Copy all entries without alteration and skip the pictures they hold.

(Website and app data records)
::::

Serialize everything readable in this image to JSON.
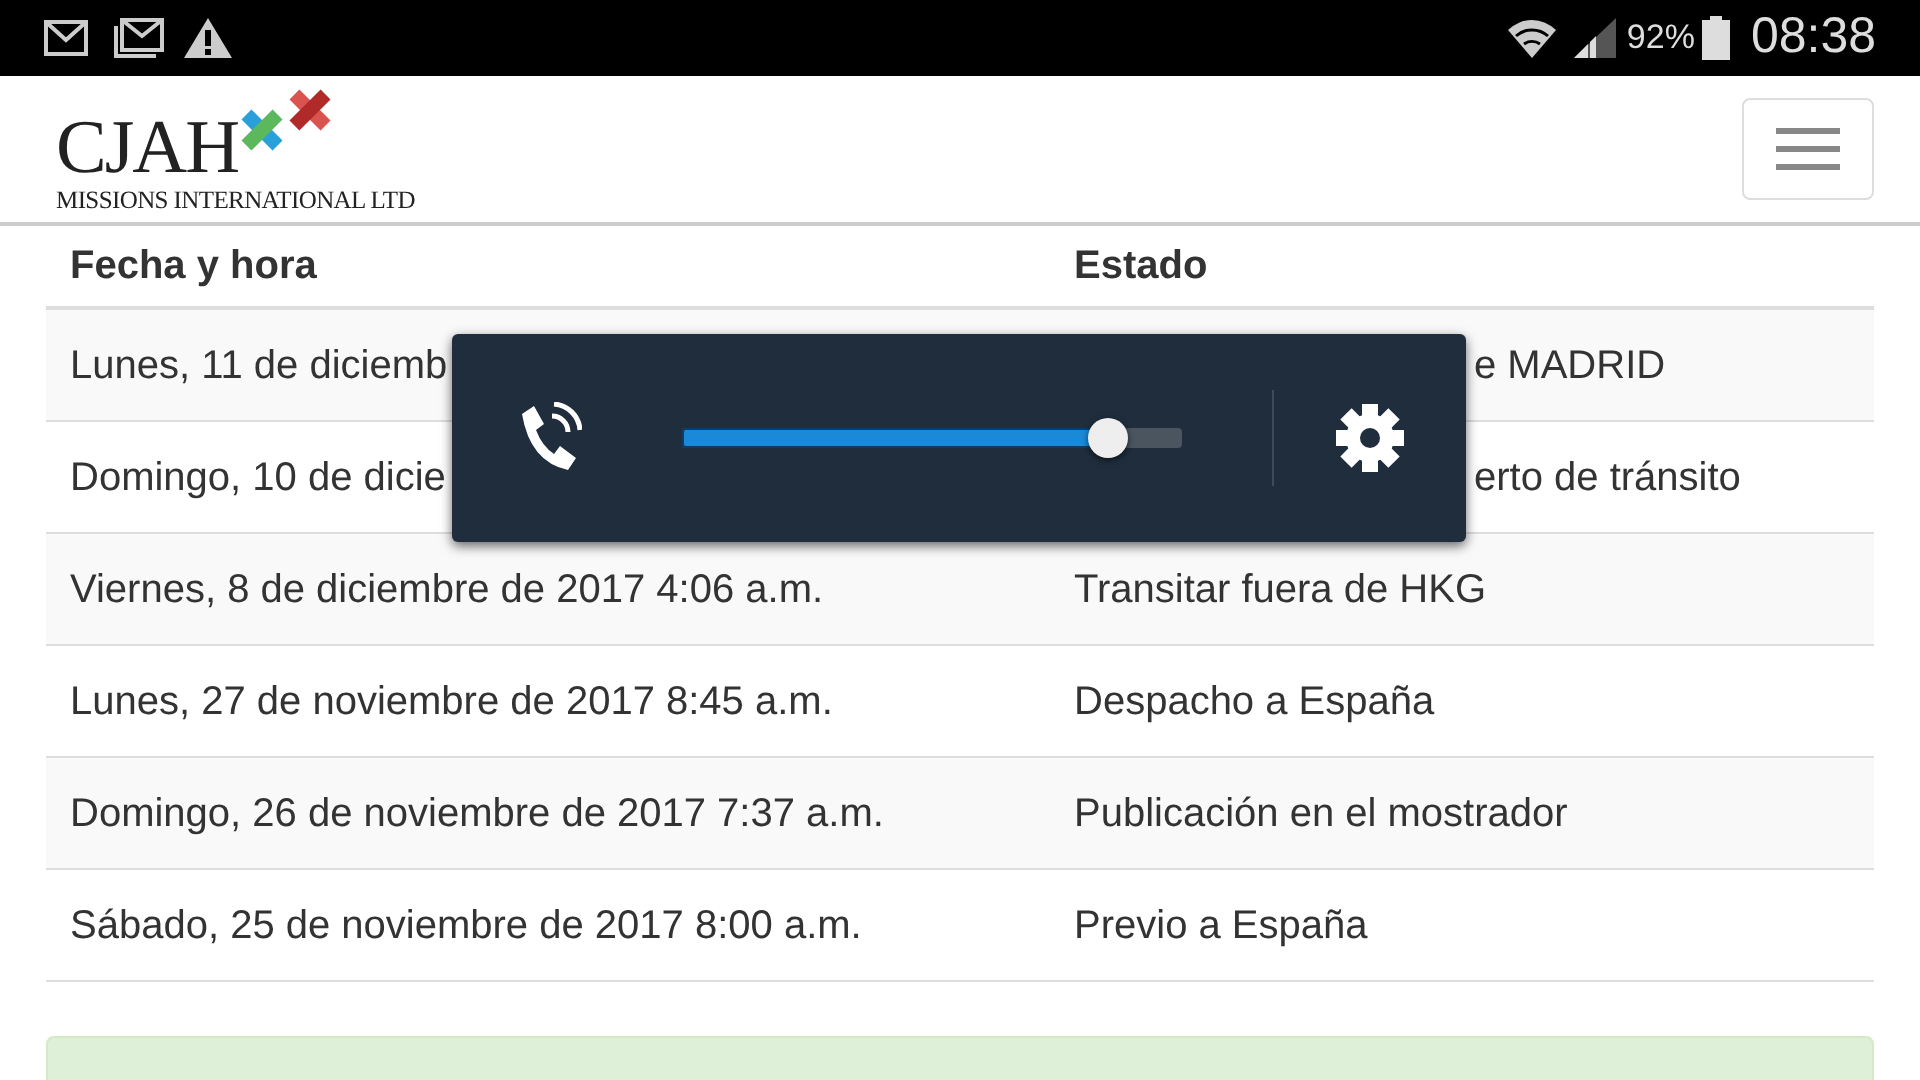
{
  "status_bar": {
    "battery_text": "92%",
    "time": "08:38"
  },
  "header": {
    "logo_text": "CJAH",
    "logo_subtitle": "MISSIONS INTERNATIONAL LTD"
  },
  "table": {
    "columns": [
      "Fecha y hora",
      "Estado"
    ],
    "rows": [
      {
        "date": "Lunes, 11 de diciemb",
        "status": "e MADRID",
        "status_hidden_start": true
      },
      {
        "date": "Domingo, 10 de dicie",
        "status": "erto de tránsito",
        "status_hidden_start": true
      },
      {
        "date": "Viernes, 8 de diciembre de 2017 4:06 a.m.",
        "status": "Transitar fuera de HKG",
        "status_hidden_start": false
      },
      {
        "date": "Lunes, 27 de noviembre de 2017 8:45 a.m.",
        "status": "Despacho a España",
        "status_hidden_start": false
      },
      {
        "date": "Domingo, 26 de noviembre de 2017 7:37 a.m.",
        "status": "Publicación en el mostrador",
        "status_hidden_start": false
      },
      {
        "date": "Sábado, 25 de noviembre de 2017 8:00 a.m.",
        "status": "Previo a España",
        "status_hidden_start": false
      }
    ]
  },
  "volume_popup": {
    "level": 0.85
  }
}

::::

▶ _Your solution_
Serialize everything readable in this image to JSON.
{
  "status_bar": {
    "battery_text": "92%",
    "time": "08:38"
  },
  "header": {
    "logo_text": "CJAH",
    "logo_subtitle": "MISSIONS INTERNATIONAL LTD"
  },
  "table": {
    "columns": [
      "Fecha y hora",
      "Estado"
    ],
    "rows": [
      {
        "date": "Lunes, 11 de diciemb",
        "status": "e MADRID",
        "status_hidden_start": true
      },
      {
        "date": "Domingo, 10 de dicie",
        "status": "erto de tránsito",
        "status_hidden_start": true
      },
      {
        "date": "Viernes, 8 de diciembre de 2017 4:06 a.m.",
        "status": "Transitar fuera de HKG",
        "status_hidden_start": false
      },
      {
        "date": "Lunes, 27 de noviembre de 2017 8:45 a.m.",
        "status": "Despacho a España",
        "status_hidden_start": false
      },
      {
        "date": "Domingo, 26 de noviembre de 2017 7:37 a.m.",
        "status": "Publicación en el mostrador",
        "status_hidden_start": false
      },
      {
        "date": "Sábado, 25 de noviembre de 2017 8:00 a.m.",
        "status": "Previo a España",
        "status_hidden_start": false
      }
    ]
  },
  "volume_popup": {
    "level": 0.85
  }
}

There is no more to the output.